## WHAT NEEDS TO BE DONE
Every line with the string "Mohamed" must be copied from the entries below.

[Page and application data records]
--------

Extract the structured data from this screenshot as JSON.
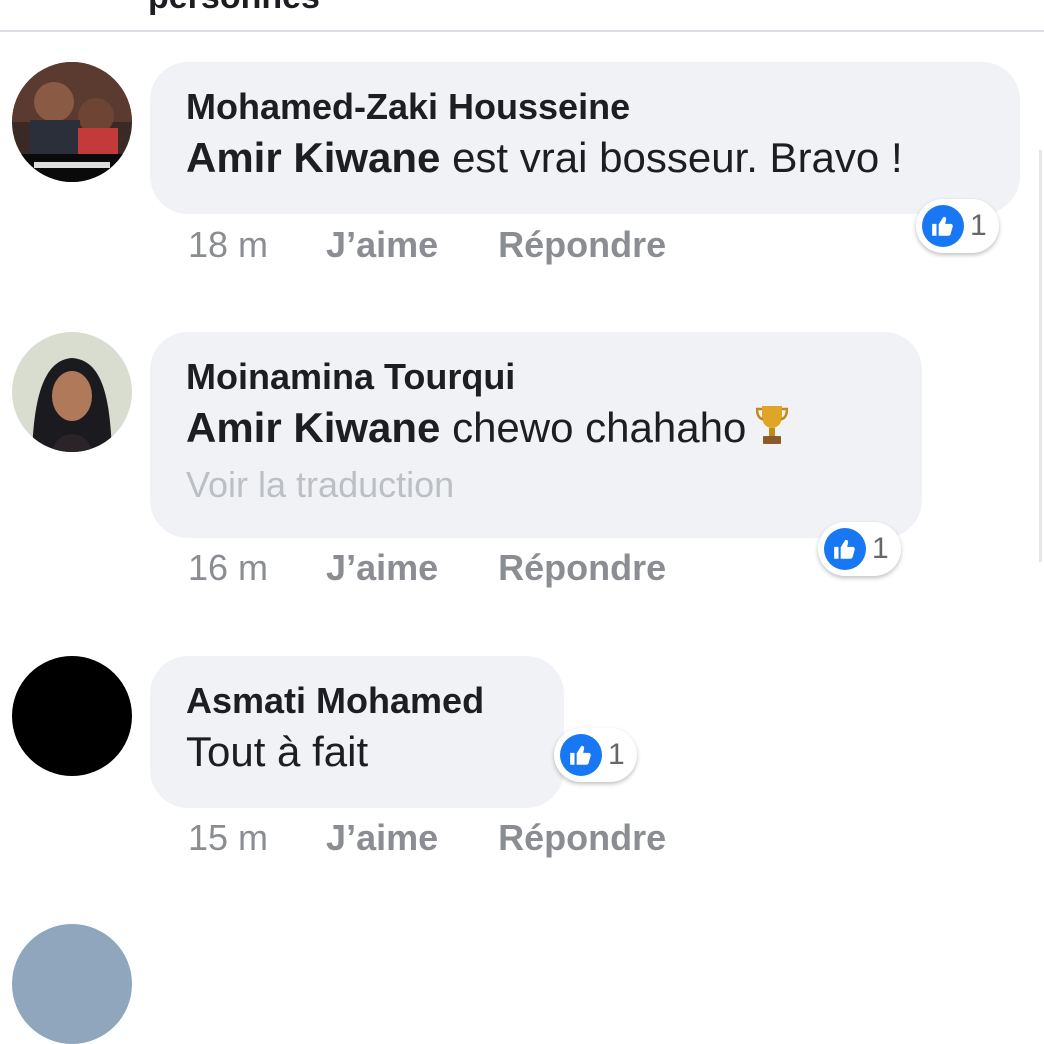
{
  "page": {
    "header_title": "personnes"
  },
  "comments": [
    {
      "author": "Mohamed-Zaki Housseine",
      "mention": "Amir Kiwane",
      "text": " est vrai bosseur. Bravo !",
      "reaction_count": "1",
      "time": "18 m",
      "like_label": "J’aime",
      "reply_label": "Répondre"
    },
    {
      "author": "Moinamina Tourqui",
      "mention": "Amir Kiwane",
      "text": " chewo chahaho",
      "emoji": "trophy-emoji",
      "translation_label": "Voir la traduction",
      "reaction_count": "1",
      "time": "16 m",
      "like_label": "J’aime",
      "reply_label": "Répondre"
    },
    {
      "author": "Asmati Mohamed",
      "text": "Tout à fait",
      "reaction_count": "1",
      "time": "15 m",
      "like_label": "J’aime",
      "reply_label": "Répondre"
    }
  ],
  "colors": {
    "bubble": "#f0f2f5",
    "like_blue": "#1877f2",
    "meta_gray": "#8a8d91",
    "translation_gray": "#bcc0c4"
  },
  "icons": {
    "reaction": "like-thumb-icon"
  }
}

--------

## EXERCISE RESULT
      "author": "Mohamed-Zaki Housseine",
      "author": "Asmati Mohamed",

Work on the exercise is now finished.